## [EXERCISE BRIEF]
From the entries below, copy out every line with "accent" in it.

───── DATASET

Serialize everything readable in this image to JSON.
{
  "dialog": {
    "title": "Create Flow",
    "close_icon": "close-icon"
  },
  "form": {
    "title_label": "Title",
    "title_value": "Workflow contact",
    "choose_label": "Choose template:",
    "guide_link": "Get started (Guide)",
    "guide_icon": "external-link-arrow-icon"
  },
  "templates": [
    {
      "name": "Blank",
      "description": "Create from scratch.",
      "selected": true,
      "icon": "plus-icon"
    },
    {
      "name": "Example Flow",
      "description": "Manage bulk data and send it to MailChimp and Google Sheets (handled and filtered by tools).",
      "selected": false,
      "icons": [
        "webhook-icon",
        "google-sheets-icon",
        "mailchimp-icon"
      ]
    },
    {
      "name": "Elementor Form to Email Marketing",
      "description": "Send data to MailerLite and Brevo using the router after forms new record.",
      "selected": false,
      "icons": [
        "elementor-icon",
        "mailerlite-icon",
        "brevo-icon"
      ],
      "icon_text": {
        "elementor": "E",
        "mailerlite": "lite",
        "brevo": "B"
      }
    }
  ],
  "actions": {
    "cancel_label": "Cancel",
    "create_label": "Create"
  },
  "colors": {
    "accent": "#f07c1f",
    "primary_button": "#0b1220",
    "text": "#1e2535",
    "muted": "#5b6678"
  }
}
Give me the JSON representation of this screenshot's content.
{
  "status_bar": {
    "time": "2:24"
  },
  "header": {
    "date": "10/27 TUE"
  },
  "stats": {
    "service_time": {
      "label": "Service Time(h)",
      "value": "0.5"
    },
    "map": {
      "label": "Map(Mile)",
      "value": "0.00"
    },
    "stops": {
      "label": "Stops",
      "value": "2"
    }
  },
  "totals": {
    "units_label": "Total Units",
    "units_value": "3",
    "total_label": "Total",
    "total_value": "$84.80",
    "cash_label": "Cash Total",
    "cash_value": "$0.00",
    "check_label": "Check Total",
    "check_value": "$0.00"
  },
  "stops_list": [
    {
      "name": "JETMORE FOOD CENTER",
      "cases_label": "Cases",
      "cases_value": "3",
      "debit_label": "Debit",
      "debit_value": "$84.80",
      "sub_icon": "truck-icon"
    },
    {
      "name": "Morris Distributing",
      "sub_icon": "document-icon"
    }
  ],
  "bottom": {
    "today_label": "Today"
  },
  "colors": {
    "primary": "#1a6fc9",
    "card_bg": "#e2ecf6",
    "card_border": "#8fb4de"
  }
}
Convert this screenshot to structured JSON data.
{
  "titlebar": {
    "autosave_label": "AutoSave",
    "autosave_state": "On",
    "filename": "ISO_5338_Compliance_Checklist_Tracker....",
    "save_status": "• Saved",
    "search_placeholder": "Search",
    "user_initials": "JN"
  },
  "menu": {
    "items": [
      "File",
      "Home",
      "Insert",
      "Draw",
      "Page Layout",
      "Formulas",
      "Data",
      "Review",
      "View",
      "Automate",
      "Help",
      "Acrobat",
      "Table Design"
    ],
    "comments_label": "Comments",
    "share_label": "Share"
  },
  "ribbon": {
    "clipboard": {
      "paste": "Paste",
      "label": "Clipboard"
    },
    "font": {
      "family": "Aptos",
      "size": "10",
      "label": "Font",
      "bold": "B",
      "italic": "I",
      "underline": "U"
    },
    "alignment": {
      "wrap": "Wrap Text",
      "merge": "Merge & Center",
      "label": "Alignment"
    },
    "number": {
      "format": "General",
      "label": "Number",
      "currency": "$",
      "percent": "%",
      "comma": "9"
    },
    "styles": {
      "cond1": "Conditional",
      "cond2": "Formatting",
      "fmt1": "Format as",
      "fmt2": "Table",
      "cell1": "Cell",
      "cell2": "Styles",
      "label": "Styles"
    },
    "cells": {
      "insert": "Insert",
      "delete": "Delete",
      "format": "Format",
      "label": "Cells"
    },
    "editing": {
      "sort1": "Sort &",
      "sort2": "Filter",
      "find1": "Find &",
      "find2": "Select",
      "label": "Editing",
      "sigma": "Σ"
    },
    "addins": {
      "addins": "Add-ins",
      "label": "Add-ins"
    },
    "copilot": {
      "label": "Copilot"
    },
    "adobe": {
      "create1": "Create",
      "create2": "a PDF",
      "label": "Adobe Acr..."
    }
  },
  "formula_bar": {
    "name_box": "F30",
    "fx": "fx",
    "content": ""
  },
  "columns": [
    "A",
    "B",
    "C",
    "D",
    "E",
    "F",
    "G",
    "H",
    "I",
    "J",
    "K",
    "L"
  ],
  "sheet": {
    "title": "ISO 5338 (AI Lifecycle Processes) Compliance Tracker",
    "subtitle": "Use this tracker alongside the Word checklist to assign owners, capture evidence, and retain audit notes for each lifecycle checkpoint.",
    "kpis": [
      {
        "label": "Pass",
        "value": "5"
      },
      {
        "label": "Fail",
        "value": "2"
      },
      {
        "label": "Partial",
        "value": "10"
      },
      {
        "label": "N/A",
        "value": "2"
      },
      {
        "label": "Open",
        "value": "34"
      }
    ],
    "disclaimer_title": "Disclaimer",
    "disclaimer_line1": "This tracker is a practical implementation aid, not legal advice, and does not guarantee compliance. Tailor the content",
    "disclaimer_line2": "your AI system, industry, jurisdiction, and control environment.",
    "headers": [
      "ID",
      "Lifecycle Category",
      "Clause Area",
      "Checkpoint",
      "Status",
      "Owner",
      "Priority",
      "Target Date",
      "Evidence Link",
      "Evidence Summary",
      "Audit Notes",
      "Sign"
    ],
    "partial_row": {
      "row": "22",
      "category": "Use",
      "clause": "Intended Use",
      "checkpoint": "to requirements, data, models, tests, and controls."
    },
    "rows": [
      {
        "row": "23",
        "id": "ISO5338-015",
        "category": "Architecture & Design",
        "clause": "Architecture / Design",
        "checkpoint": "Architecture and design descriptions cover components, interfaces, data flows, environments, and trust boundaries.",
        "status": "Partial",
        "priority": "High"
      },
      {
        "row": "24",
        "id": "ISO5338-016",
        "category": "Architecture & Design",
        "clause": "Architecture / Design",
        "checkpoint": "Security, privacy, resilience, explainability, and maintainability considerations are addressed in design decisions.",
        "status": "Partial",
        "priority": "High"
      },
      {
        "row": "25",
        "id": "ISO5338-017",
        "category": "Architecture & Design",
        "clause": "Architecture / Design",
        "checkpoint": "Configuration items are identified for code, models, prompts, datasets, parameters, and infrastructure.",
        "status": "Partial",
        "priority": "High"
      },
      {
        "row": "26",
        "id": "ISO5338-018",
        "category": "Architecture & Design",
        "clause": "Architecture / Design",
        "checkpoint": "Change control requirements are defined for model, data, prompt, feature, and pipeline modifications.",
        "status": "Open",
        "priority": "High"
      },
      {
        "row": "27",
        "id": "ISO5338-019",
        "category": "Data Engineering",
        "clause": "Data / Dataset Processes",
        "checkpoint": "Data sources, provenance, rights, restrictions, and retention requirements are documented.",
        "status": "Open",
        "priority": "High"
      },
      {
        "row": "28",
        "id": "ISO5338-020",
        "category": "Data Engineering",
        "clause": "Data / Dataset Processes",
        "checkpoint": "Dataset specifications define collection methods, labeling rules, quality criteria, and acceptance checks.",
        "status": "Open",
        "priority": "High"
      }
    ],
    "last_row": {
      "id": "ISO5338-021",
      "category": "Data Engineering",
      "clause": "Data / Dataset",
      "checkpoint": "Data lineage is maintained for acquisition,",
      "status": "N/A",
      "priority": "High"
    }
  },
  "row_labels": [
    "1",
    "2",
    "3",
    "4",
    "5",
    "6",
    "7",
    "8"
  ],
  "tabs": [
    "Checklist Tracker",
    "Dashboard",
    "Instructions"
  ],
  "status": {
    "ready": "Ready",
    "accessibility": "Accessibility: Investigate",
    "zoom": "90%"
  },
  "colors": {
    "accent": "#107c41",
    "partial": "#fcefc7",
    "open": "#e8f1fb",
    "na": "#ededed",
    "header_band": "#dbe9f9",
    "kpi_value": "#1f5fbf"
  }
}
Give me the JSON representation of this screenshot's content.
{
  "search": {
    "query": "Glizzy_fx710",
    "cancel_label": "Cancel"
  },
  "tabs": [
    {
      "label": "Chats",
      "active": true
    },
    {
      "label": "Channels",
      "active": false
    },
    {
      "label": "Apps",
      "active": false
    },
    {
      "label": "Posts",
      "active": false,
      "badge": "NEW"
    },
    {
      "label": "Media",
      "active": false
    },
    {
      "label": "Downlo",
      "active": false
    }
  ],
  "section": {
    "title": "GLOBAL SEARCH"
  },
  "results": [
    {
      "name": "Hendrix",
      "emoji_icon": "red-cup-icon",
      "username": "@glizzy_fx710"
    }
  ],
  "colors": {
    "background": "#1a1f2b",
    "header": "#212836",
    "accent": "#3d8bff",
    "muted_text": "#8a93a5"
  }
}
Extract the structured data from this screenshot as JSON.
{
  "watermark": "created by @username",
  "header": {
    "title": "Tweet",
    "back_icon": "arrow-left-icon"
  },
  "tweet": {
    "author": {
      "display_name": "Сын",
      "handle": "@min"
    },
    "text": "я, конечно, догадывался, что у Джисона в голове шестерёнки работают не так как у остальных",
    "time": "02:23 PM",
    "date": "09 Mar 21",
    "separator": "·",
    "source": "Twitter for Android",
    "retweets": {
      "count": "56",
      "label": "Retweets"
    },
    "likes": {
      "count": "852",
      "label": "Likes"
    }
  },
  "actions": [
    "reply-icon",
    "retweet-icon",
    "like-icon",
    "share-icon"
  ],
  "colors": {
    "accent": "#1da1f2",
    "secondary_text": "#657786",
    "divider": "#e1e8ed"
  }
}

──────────

## [WRITTEN REPLY]
    "accent": "#f07c1f",
    "accent": "#107c41",
    "accent": "#3d8bff",
    "accent": "#1da1f2",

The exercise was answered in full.